── Data shown

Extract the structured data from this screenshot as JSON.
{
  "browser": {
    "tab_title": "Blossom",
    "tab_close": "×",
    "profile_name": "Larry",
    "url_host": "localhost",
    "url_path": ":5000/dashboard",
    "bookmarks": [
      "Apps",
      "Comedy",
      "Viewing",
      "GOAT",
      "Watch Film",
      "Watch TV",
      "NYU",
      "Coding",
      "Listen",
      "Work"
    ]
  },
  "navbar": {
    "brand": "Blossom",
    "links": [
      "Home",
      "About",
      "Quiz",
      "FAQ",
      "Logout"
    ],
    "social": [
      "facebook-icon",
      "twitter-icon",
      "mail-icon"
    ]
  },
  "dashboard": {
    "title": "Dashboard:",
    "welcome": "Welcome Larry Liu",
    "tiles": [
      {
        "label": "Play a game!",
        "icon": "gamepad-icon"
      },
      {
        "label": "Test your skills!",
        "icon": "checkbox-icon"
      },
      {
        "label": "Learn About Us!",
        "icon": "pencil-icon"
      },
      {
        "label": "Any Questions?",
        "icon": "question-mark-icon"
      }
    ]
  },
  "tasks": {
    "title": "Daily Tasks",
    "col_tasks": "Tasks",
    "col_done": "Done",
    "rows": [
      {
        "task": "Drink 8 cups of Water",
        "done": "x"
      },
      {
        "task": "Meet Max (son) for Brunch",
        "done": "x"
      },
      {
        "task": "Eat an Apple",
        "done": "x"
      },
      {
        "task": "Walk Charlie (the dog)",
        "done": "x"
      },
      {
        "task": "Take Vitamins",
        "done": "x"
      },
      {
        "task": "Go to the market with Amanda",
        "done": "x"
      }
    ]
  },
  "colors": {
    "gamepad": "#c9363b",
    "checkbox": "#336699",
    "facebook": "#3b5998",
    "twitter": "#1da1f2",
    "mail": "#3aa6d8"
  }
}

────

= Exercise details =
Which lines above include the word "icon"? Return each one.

= Output for this exercise =
      "facebook-icon",
      "twitter-icon",
      "mail-icon"
        "icon": "gamepad-icon"
        "icon": "checkbox-icon"
        "icon": "pencil-icon"
        "icon": "question-mark-icon"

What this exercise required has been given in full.